Wikipedia description: “Circle is a 2015 American psychological thriller film… In the film, fifty people wake up in a darkened room, only to find that one of them is killed every two minutes or when they attempt to leave. When they realize that they can control which person is selected to die, blocs emerge based on personal values.”
Not that many. I remember adding it to the list when it was first screened at film festivals and thinking it was an intriguing concept, but that the film’s poster and some reviews made it seem like a cut-rate, even-lower budget version of Cube (1997).
I completely forgot about it until I saw that it had been added to Netflix.
Why I Took it off the List
Browsing Netflix for something interesting to watch on a lazy Sunday afternoon, I noticed Circle was listed under the thriller sidebar and became intrigued by it again. Having recently watched the fantastic El Hoyo (2019), a similarly socially-minded sci-fi, I was in the mood for it.
When I snuck a glance at the reviews for the film on Rotten Tomatoes, I noticed that the majority were pretty positive, and largely praised the tension and structure of the script. Being a fan of Twilight Zone-style scenarios, which this definitely seemed to be, I decided to give the film a look.
Spoilers? Nope! I may include spoilers in some reviews, but not in this one. If I do include spoilers, I’ll give you fair warning.
Review of Circle
Circle is one of those low-budget films that takes a simple set-up largely based in a single location and spins it out into a feature, a venture that often lives or dies on the quality of the script.
Even then, limited-location thrillers are usually spiced up by cutaways to other action or flashbacks, as in Saw (2004), or 127 Hours (2010), or held together by a charismatic central performer giving it their all, as with Ryan Reynolds in Buried (2010) or Tom Hardy in Locke (2013).
Luckily, Circle has a well-developed script that digs surprisingly deep into psychological and moral dilemmas and keeps the tension high throughout. It is somewhat similar to Cube in concept but has more of an emphasis on exploring the ethical dilemma of a deadly survival situation.
There are no central stars in Circle to hold the audience’s attention: the closest thing the film gets to a recognizable performer is Julie Benz, best known as Rita from Dexter (2006-2013).
But she gets no more screen time than most of the other 49 unfortunate souls who find themselves held against their will in a mysterious room atop a kind of hellish gameshow set/living board game.
The diverse range of people wake up in a black void-lined space with glowing red floor tiles and a bulbous central contraption that emits ominous beeps and buzzes. There is no Jigsaw-like figure to explain the rules of this obvious trap, so the forced participants begin to try to work it out amongst themselves as a group.
And this is where the impressively sustained tension in the film kicks in, as, who would guess it, a large group of individuals do not all share the same opinion. Especially when it turns out that the diabolical contraption is killing somebody off every two minutes, and that they can actually influence the decision by casting a vote.
Insightful Observations into Group-think

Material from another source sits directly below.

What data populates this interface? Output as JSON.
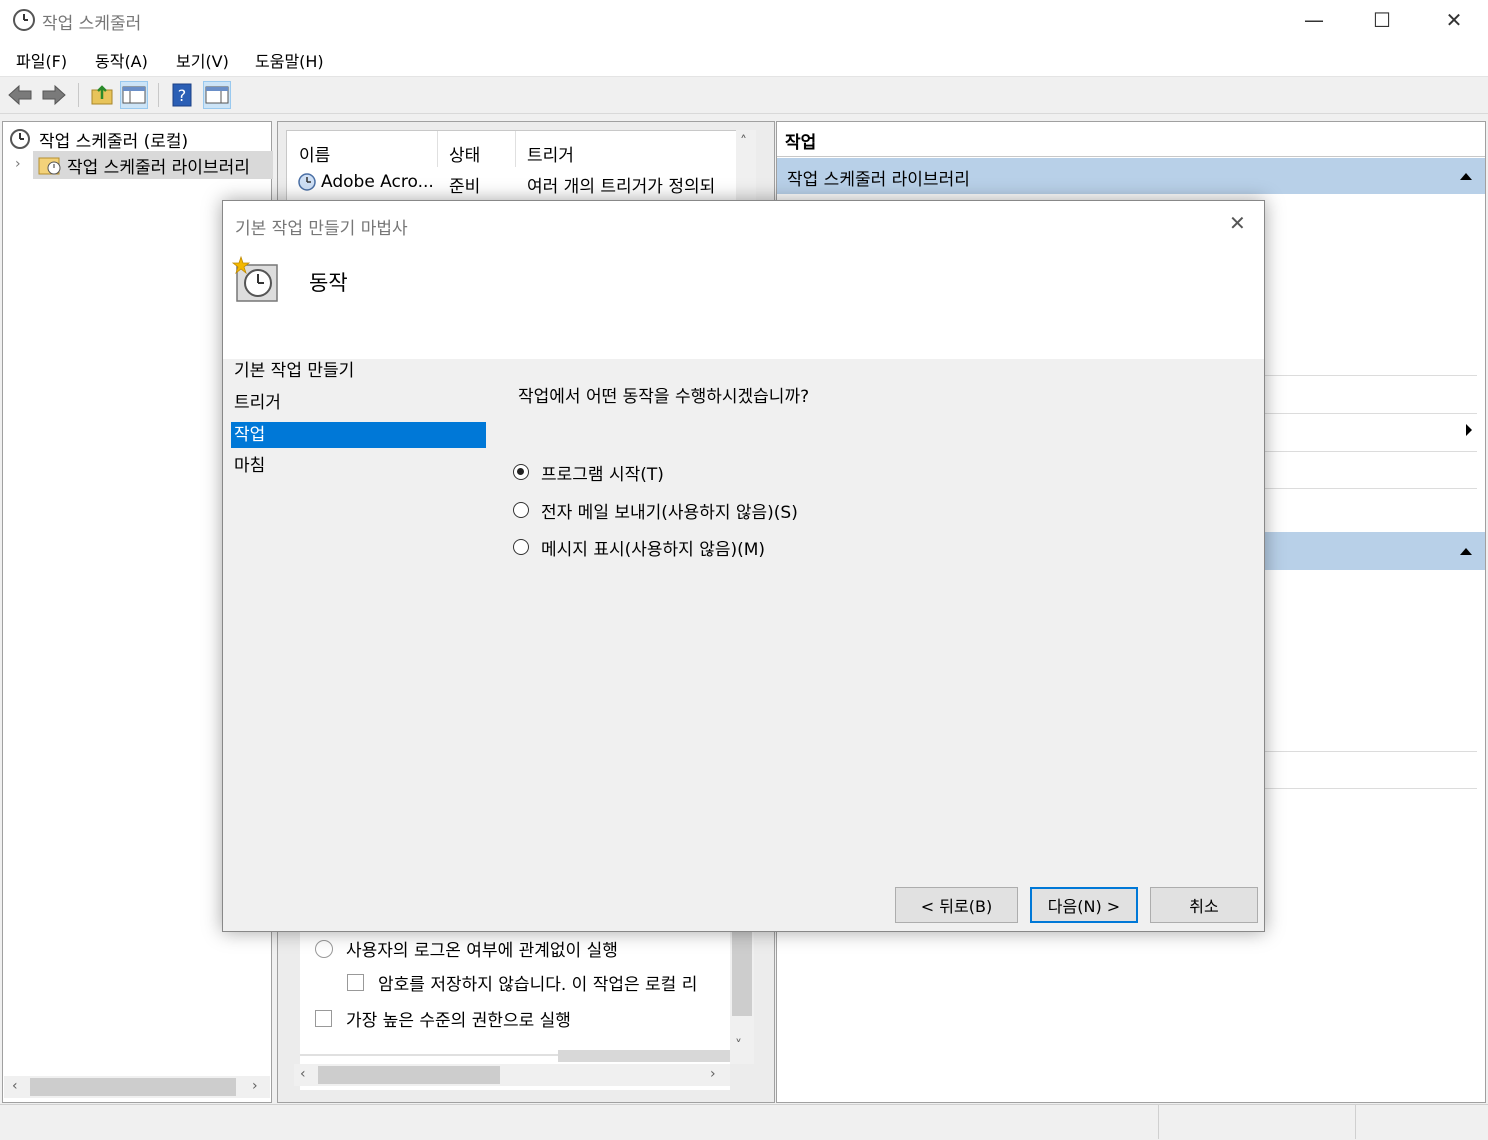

One of the best devices that Hann and Miscione’s script employs is the restriction of space and movement given to the characters. All of the victims in this group are confined to a small dot of flooring, as, if they step off, they instantly get zapped and killed.
This forces the characters to interact and begrudgingly try to reason with each other, and also to become even more guarded as the question of who lives and who dies becomes hinged on opinion and moral grandstanding.
This leads to some pretty insightful observations into group-think, and as well as to several provocative ethical dilemmas as the group tries to weed out any perceived moral failings in the people around them.
It quickly becomes a fascinating and disturbing investigation into how far people will go to survive, helped by a clever and carefully considered script.
There are also some nice little touches in Circle that add to the believable world-building, including a layout whose continuity and positioning is carefully cultivated, as well as the strange functions of the deadly puzzle the protagonists find themselves in.
I found the ending to be a bit of a letdown after everything, as the possible implications about just who manages to survive the circle are left a bit vague, although the reveal of the final survivor(s) and how they managed to play the game is certainly surprising and even shocking.
Still, the final shot leaves you with more questions than answers and feels more like sequel bait than a satisfying conclusion.
Maybe a second part will see the light of day now the film is being pushed by Netflix, and I for one definitely wouldn’t be against the idea of seeing a whole new slice of society being put through a circle-inflicted ringer.
Final Score: 7/10
Worth checking out?
Yes, this smartly written sci-fi takes more than a few leaves out of Cube’s book but succeeds as a thought-provoking examination of society on its own. Not a bad way to spend a lazy Sunday evening, even if it doesn’t quite match the shocks and production value of El Hoyo.
Saying that, I can’t guarantee that on Monday morning you won’t be paranoid about which of your co-workers would bump you off in a similar Circle situation.
Find out what I thought of another horror recently added to Netflix in my next review.